Higher notes and acoustic length One can make a model that goes beyond the ideal case and accounts for this "effective length" phenomenon. I used this super convenient flute calculator by Pete Kosel, and didn't have to think any further.

So, to increase the pitch of the played note, one opens more holes from the far end (i.e. opposite the mouth end) of the flute.

Making the flute

The first step is to calculate the hole positions. Here is a screenshot of the measurements I used. Flute calculations You'll notice that the size of all the holes can be changed. Changing a hole diameter will affect its position on the flute. A smaller hole leads to a longer acoustic length (think of it as follows: the biggest hole we can make is to cut the flute at that point, and the smallest hole is no hole. The pitch should therefore sweep a continuous range between the no hole and the fully open case as we increase the hole size. This is also how one can bend notes by partially covering holes.). So for a given pitch, shrinking a hole moves it up the flute (towards mouth) and growing it moves it down. One has to mess with it a little bit to achieve an optimal hole size and spacing. The largest gap tends to be between the bottom two holes, and that's why I use a slightly smaller last hole. On a flute this large, one needs either pretty big hands or some practice.

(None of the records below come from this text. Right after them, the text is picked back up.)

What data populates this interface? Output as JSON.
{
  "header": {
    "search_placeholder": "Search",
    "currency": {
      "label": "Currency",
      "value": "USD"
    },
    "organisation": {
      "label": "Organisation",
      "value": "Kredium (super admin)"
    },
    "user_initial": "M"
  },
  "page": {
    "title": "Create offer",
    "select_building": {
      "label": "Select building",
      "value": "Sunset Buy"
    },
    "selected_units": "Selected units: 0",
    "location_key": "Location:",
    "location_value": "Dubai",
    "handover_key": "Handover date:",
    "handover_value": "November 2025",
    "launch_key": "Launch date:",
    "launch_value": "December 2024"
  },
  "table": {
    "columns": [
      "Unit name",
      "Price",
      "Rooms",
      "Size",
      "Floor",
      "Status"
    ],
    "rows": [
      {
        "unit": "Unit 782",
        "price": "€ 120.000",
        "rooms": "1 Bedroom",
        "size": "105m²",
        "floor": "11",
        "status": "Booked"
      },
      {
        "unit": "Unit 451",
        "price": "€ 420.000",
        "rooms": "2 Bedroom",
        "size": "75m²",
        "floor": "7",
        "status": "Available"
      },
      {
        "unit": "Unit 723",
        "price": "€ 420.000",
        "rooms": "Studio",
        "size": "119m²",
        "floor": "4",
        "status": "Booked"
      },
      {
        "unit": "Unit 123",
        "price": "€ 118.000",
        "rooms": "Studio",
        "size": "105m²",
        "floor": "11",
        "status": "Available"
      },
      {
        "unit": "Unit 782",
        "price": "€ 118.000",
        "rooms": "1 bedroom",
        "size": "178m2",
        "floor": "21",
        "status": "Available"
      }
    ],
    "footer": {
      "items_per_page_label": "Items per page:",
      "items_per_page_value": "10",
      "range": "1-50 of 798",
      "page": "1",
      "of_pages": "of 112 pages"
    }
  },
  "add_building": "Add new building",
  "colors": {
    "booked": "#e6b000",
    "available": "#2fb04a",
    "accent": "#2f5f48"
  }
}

Embouchure Once you have played with the flutomat to your satisfaction, your can go on and drill the first hole. First draw a straight line down the flute and mark all the hole positions. It is useful at this point to have not had too many Sunday brunch bloody marys. The first hole will be the mouth hole or embouchure hole. Secure the pipe and start with a small drill bit, and increase the size in small increments. For the embouchure, a 1cm hole works well. Try it out by putting your palm tightly against the mouth end of the flute and gently blowing across the mouth hole. Check the tuning. Your goal is to hit a few cents flat of C#. You can check this by asking Wolfram Alpha to "Play C#3". Cork inserted Check the higher octave as well, by blowing slightly faster by tightening up your lips a bit. It should be a perfect octave. The reason we shoot for slightly flat is that once we insert the cork (the palm is temporary) the pitch will sharpen slightly. In fact, by adjusting the cork position, we can fine tune this note. Now insert the cork, make sure it's a good seal and tune the note again. File of the edges of the hole and finish with the fine emery paper. Check tuning once again. Yay, we're almost there!

Finger holes Now, we start adding finger holes. Follow the same procedure as above starting with the bottom most hole. Start with small holes and check tuning. Once you've made a hole too large, there's no way to fix it. Tune each hole carefully up the major scale starting with C# (C# D# E# F# G# A# B#) before moving on the next hole. To sharpen a pitch, you can increase the hole size a bit, or move it upwards by filing off the top part of the hole. If you're having to make large adjustments from the flutomat positions, then something isn't quite right. Check tuning, file, finish, check tuning.

Once you're done with all six holes, wash the flute well with soap, dry out with crafty use of paper towel and chopsticks, and enjoy!